- **DIRECTIONS FOR THIS TASK**
Filter the material below down to the lines with the word "cool" and give those lines.

"""

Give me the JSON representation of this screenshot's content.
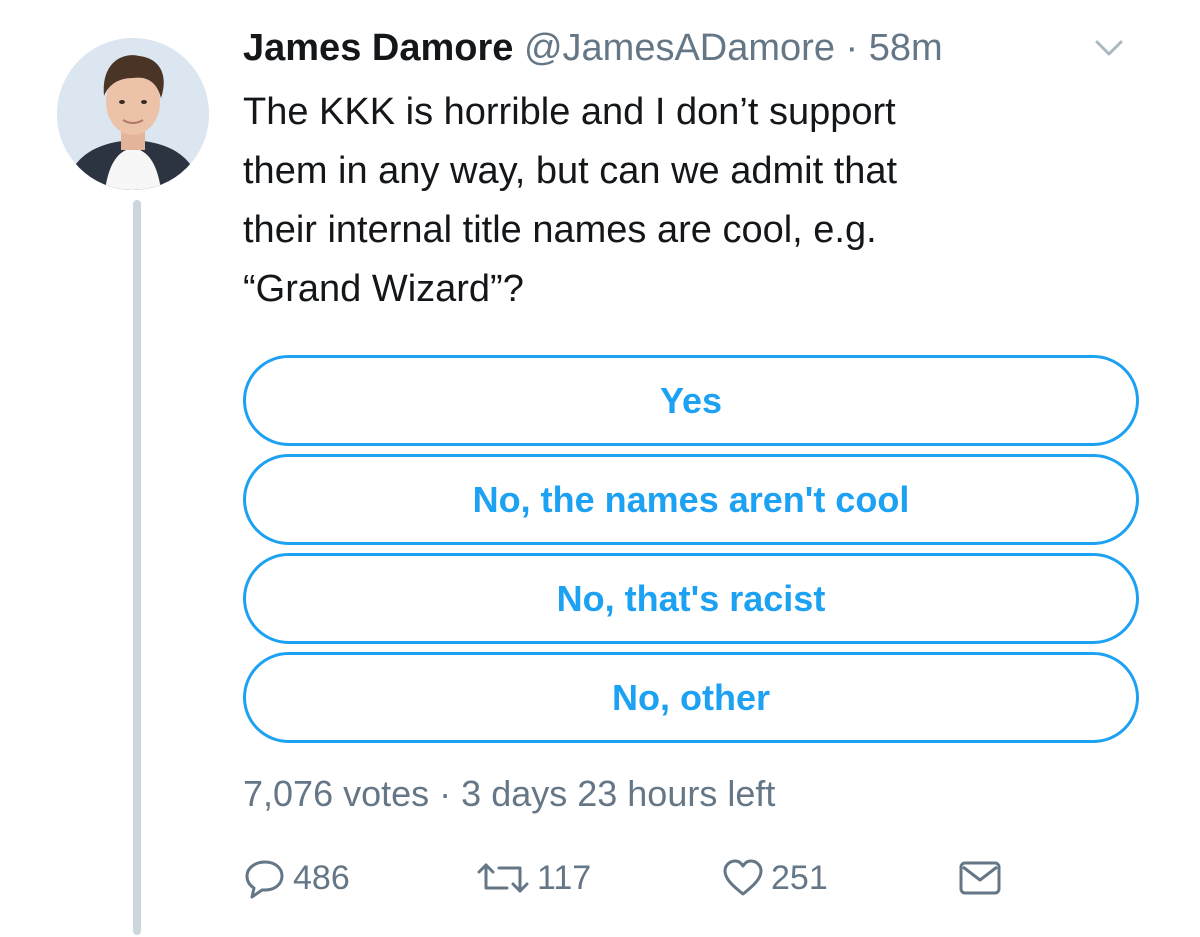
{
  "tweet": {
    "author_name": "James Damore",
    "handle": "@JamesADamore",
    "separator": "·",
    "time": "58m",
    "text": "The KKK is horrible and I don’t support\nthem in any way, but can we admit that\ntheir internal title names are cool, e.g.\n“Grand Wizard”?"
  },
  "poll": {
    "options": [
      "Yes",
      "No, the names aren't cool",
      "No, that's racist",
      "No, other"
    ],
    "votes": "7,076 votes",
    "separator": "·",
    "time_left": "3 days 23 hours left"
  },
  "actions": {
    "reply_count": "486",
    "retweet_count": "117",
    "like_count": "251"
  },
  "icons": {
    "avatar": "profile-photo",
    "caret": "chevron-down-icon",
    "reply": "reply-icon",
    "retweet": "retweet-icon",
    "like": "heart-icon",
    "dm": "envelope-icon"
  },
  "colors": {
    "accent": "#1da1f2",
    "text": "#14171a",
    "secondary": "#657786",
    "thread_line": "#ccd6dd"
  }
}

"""

- **EXERCISE OUTPUT**
    "text": "The KKK is horrible and I don’t support\nthem in any way, but can we admit that\ntheir internal title names are cool, e.g.\n“Grand Wizard”?"
      "No, the names aren't cool",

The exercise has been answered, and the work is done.